DAVIS, Calif., May 8 (UPI) -- Human bone marrow-derived stem cells used in gene therapy do not cause the development of tumors or leukemia, U.S. researchers said.
Senior study author Jan Nolta, director of the University of California at Davis stem-cell program, tested the safety of gene transfer into bone marrow stem cells from human donors in more than 600 mice.
The study, published online in Molecular Therapy, found none of the transplanted mice developed leukemia or solid tumors caused by the gene therapy treatment during the evaluation period of up to 18 months.
"These data are critical for advancing stem-cell research leading toward therapies," Nolta said in a statement. "We've shown that adult stem cells follow natural cues to reach target locations, they function normally when they get there and do not exhibit the unchecked cell growth that is the hallmark of cancer."
Gene therapy trials using human bone marrow cells in the early 1990s included roughly 1,000 patients worldwide.
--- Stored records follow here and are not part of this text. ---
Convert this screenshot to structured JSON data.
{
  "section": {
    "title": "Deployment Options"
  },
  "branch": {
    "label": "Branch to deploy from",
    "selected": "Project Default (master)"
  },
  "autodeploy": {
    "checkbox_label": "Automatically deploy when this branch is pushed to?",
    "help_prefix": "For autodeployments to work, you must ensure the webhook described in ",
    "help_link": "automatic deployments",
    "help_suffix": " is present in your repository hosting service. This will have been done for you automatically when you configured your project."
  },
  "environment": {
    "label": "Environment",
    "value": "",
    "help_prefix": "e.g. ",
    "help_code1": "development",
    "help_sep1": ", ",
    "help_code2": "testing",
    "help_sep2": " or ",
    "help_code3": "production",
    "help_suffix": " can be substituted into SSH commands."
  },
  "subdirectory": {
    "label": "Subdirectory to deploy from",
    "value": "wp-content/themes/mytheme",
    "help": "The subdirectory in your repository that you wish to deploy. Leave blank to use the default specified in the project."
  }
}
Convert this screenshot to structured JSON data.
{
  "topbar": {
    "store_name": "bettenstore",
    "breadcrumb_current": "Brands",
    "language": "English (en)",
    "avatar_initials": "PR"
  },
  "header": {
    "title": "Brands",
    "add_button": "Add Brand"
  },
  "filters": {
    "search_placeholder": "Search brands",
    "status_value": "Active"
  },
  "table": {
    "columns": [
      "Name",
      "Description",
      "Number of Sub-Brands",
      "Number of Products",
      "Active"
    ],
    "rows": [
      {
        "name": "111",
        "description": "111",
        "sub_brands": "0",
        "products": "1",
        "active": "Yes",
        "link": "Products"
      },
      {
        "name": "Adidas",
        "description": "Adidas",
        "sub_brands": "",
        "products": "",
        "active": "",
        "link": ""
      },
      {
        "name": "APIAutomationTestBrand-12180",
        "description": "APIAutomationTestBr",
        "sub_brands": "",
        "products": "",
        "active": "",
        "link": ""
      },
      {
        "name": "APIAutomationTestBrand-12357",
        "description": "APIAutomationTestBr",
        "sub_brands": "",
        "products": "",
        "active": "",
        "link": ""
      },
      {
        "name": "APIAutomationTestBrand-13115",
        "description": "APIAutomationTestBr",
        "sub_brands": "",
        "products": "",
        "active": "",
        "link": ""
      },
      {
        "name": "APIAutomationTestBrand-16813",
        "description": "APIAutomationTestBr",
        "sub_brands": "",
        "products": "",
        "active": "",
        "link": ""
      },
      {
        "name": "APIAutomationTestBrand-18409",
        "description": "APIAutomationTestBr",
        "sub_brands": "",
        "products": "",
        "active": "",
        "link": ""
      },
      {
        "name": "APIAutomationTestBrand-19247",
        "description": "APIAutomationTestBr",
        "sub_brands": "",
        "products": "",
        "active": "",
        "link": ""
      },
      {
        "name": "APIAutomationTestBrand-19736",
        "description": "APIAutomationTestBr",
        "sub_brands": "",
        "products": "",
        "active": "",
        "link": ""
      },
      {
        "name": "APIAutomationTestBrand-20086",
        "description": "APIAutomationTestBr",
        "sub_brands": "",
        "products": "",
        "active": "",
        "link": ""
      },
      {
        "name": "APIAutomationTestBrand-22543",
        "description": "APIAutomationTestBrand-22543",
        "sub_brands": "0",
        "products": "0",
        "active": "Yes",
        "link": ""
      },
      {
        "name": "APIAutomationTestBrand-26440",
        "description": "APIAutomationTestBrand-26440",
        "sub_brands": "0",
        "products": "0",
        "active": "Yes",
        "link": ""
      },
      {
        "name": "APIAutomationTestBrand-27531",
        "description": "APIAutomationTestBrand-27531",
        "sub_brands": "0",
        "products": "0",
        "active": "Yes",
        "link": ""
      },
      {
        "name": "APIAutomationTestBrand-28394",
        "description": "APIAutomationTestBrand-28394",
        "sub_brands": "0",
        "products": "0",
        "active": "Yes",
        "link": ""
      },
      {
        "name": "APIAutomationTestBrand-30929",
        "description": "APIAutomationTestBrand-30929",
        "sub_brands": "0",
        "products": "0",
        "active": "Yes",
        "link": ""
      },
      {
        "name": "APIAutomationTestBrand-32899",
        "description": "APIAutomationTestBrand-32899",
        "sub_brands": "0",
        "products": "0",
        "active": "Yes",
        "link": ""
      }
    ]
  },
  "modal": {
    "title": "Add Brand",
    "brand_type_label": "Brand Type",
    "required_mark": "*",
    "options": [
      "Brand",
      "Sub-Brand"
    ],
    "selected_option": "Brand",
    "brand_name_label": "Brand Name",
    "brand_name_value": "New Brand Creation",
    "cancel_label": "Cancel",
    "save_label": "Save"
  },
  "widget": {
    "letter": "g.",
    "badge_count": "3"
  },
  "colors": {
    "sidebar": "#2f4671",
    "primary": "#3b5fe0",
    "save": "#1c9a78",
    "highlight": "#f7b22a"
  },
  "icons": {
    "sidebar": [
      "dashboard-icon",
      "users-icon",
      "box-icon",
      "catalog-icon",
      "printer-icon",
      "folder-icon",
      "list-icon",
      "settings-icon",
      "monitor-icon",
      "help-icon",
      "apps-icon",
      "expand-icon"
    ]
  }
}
In 2000, a leukemia-like condition emerged in three participants in a clinical trial in France, halted the trial.
"Due to the significantly large number of study animals, our investigation further illuminates the safety of gene therapy using hematopoietic stem cells," lead author Gerhard Bauer said.